ABOUT THIS EXERCISE
The material below must be retyped in full, with every line kept exactly as it is.

SUPPLIED RECORDS
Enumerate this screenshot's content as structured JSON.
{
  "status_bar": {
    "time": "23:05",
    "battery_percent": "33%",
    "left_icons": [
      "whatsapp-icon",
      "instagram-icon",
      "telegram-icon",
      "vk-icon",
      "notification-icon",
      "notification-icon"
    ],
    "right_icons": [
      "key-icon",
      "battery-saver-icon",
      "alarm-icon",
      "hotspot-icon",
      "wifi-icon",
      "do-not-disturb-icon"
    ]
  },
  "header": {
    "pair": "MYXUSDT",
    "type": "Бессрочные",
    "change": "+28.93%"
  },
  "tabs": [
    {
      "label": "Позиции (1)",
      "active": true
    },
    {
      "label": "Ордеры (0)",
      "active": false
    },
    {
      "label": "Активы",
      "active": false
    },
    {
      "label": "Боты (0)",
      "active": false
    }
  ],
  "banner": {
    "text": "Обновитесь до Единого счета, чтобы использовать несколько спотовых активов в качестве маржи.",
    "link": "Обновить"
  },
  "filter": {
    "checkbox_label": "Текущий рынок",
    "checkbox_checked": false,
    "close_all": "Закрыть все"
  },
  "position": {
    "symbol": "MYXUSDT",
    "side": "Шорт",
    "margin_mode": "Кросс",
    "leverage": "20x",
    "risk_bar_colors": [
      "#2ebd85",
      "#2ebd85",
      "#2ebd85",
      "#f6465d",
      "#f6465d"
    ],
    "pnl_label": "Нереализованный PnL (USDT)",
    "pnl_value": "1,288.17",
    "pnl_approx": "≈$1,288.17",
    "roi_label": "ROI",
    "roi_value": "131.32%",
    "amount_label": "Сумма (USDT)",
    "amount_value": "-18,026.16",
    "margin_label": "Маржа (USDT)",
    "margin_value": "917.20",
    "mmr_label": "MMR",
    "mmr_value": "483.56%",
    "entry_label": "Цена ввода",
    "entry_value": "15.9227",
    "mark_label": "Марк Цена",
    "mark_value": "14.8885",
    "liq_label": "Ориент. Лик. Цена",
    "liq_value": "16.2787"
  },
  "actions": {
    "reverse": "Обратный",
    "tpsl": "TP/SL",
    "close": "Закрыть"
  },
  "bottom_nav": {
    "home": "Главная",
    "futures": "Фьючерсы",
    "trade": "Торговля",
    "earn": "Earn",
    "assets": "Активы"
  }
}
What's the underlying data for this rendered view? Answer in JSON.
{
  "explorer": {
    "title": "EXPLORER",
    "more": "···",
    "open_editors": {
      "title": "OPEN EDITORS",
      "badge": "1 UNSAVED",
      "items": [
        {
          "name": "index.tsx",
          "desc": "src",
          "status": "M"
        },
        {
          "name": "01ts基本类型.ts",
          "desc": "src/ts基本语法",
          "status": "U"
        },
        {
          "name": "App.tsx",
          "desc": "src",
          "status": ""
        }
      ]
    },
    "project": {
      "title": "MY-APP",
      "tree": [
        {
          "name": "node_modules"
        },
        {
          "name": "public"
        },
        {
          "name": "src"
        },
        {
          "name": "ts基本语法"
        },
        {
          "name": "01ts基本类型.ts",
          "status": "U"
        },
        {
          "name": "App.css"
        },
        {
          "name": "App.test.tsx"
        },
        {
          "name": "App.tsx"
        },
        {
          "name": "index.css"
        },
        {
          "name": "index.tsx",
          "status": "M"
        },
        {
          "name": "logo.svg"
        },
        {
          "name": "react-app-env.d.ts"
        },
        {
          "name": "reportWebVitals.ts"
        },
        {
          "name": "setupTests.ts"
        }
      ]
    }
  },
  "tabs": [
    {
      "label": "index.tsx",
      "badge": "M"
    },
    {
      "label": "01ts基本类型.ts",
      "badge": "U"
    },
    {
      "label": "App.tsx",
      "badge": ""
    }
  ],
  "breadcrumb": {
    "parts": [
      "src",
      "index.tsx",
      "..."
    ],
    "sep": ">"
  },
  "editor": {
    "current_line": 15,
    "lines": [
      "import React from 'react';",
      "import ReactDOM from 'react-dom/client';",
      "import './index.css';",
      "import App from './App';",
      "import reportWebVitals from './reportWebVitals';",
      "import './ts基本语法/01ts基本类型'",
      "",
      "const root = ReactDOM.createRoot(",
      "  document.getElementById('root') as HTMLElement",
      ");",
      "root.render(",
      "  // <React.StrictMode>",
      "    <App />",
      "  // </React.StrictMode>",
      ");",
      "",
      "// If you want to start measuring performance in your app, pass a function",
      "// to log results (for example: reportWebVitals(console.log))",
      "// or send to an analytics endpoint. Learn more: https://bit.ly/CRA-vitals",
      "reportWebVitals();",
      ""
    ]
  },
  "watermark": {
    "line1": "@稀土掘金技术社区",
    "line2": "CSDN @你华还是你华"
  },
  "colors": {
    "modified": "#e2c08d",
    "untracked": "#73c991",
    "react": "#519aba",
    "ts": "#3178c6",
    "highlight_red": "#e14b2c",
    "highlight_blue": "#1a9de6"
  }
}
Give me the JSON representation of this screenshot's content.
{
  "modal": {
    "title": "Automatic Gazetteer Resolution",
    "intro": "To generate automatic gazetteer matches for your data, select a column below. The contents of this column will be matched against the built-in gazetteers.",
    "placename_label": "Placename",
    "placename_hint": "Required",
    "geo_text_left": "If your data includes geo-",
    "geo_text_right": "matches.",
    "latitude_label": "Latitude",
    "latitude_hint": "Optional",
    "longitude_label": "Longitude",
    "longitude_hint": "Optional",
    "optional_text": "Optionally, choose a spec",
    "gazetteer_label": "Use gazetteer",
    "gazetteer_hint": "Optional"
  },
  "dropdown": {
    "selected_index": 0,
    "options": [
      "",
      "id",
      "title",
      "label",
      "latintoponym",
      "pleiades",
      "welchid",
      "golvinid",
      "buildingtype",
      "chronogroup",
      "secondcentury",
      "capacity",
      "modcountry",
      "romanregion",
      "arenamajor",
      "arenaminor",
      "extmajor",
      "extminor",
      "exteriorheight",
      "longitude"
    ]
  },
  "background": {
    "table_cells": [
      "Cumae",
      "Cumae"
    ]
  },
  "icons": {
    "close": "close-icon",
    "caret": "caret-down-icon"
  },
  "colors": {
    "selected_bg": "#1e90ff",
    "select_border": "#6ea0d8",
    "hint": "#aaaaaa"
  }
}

TASK ANSWER
Enumerate this screenshot's content as structured JSON.
{
  "status_bar": {
    "time": "23:05",
    "battery_percent": "33%",
    "left_icons": [
      "whatsapp-icon",
      "instagram-icon",
      "telegram-icon",
      "vk-icon",
      "notification-icon",
      "notification-icon"
    ],
    "right_icons": [
      "key-icon",
      "battery-saver-icon",
      "alarm-icon",
      "hotspot-icon",
      "wifi-icon",
      "do-not-disturb-icon"
    ]
  },
  "header": {
    "pair": "MYXUSDT",
    "type": "Бессрочные",
    "change": "+28.93%"
  },
  "tabs": [
    {
      "label": "Позиции (1)",
      "active": true
    },
    {
      "label": "Ордеры (0)",
      "active": false
    },
    {
      "label": "Активы",
      "active": false
    },
    {
      "label": "Боты (0)",
      "active": false
    }
  ],
  "banner": {
    "text": "Обновитесь до Единого счета, чтобы использовать несколько спотовых активов в качестве маржи.",
    "link": "Обновить"
  },
  "filter": {
    "checkbox_label": "Текущий рынок",
    "checkbox_checked": false,
    "close_all": "Закрыть все"
  },
  "position": {
    "symbol": "MYXUSDT",
    "side": "Шорт",
    "margin_mode": "Кросс",
    "leverage": "20x",
    "risk_bar_colors": [
      "#2ebd85",
      "#2ebd85",
      "#2ebd85",
      "#f6465d",
      "#f6465d"
    ],
    "pnl_label": "Нереализованный PnL (USDT)",
    "pnl_value": "1,288.17",
    "pnl_approx": "≈$1,288.17",
    "roi_label": "ROI",
    "roi_value": "131.32%",
    "amount_label": "Сумма (USDT)",
    "amount_value": "-18,026.16",
    "margin_label": "Маржа (USDT)",
    "margin_value": "917.20",
    "mmr_label": "MMR",
    "mmr_value": "483.56%",
    "entry_label": "Цена ввода",
    "entry_value": "15.9227",
    "mark_label": "Марк Цена",
    "mark_value": "14.8885",
    "liq_label": "Ориент. Лик. Цена",
    "liq_value": "16.2787"
  },
  "actions": {
    "reverse": "Обратный",
    "tpsl": "TP/SL",
    "close": "Закрыть"
  },
  "bottom_nav": {
    "home": "Главная",
    "futures": "Фьючерсы",
    "trade": "Торговля",
    "earn": "Earn",
    "assets": "Активы"
  }
}
What's the underlying data for this rendered view? Answer in JSON.
{
  "explorer": {
    "title": "EXPLORER",
    "more": "···",
    "open_editors": {
      "title": "OPEN EDITORS",
      "badge": "1 UNSAVED",
      "items": [
        {
          "name": "index.tsx",
          "desc": "src",
          "status": "M"
        },
        {
          "name": "01ts基本类型.ts",
          "desc": "src/ts基本语法",
          "status": "U"
        },
        {
          "name": "App.tsx",
          "desc": "src",
          "status": ""
        }
      ]
    },
    "project": {
      "title": "MY-APP",
      "tree": [
        {
          "name": "node_modules"
        },
        {
          "name": "public"
        },
        {
          "name": "src"
        },
        {
          "name": "ts基本语法"
        },
        {
          "name": "01ts基本类型.ts",
          "status": "U"
        },
        {
          "name": "App.css"
        },
        {
          "name": "App.test.tsx"
        },
        {
          "name": "App.tsx"
        },
        {
          "name": "index.css"
        },
        {
          "name": "index.tsx",
          "status": "M"
        },
        {
          "name": "logo.svg"
        },
        {
          "name": "react-app-env.d.ts"
        },
        {
          "name": "reportWebVitals.ts"
        },
        {
          "name": "setupTests.ts"
        }
      ]
    }
  },
  "tabs": [
    {
      "label": "index.tsx",
      "badge": "M"
    },
    {
      "label": "01ts基本类型.ts",
      "badge": "U"
    },
    {
      "label": "App.tsx",
      "badge": ""
    }
  ],
  "breadcrumb": {
    "parts": [
      "src",
      "index.tsx",
      "..."
    ],
    "sep": ">"
  },
  "editor": {
    "current_line": 15,
    "lines": [
      "import React from 'react';",
      "import ReactDOM from 'react-dom/client';",
      "import './index.css';",
      "import App from './App';",
      "import reportWebVitals from './reportWebVitals';",
      "import './ts基本语法/01ts基本类型'",
      "",
      "const root = ReactDOM.createRoot(",
      "  document.getElementById('root') as HTMLElement",
      ");",
      "root.render(",
      "  // <React.StrictMode>",
      "    <App />",
      "  // </React.StrictMode>",
      ");",
      "",
      "// If you want to start measuring performance in your app, pass a function",
      "// to log results (for example: reportWebVitals(console.log))",
      "// or send to an analytics endpoint. Learn more: https://bit.ly/CRA-vitals",
      "reportWebVitals();",
      ""
    ]
  },
  "watermark": {
    "line1": "@稀土掘金技术社区",
    "line2": "CSDN @你华还是你华"
  },
  "colors": {
    "modified": "#e2c08d",
    "untracked": "#73c991",
    "react": "#519aba",
    "ts": "#3178c6",
    "highlight_red": "#e14b2c",
    "highlight_blue": "#1a9de6"
  }
}
Give me the JSON representation of this screenshot's content.
{
  "modal": {
    "title": "Automatic Gazetteer Resolution",
    "intro": "To generate automatic gazetteer matches for your data, select a column below. The contents of this column will be matched against the built-in gazetteers.",
    "placename_label": "Placename",
    "placename_hint": "Required",
    "geo_text_left": "If your data includes geo-",
    "geo_text_right": "matches.",
    "latitude_label": "Latitude",
    "latitude_hint": "Optional",
    "longitude_label": "Longitude",
    "longitude_hint": "Optional",
    "optional_text": "Optionally, choose a spec",
    "gazetteer_label": "Use gazetteer",
    "gazetteer_hint": "Optional"
  },
  "dropdown": {
    "selected_index": 0,
    "options": [
      "",
      "id",
      "title",
      "label",
      "latintoponym",
      "pleiades",
      "welchid",
      "golvinid",
      "buildingtype",
      "chronogroup",
      "secondcentury",
      "capacity",
      "modcountry",
      "romanregion",
      "arenamajor",
      "arenaminor",
      "extmajor",
      "extminor",
      "exteriorheight",
      "longitude"
    ]
  },
  "background": {
    "table_cells": [
      "Cumae",
      "Cumae"
    ]
  },
  "icons": {
    "close": "close-icon",
    "caret": "caret-down-icon"
  },
  "colors": {
    "selected_bg": "#1e90ff",
    "select_border": "#6ea0d8",
    "hint": "#aaaaaa"
  }
}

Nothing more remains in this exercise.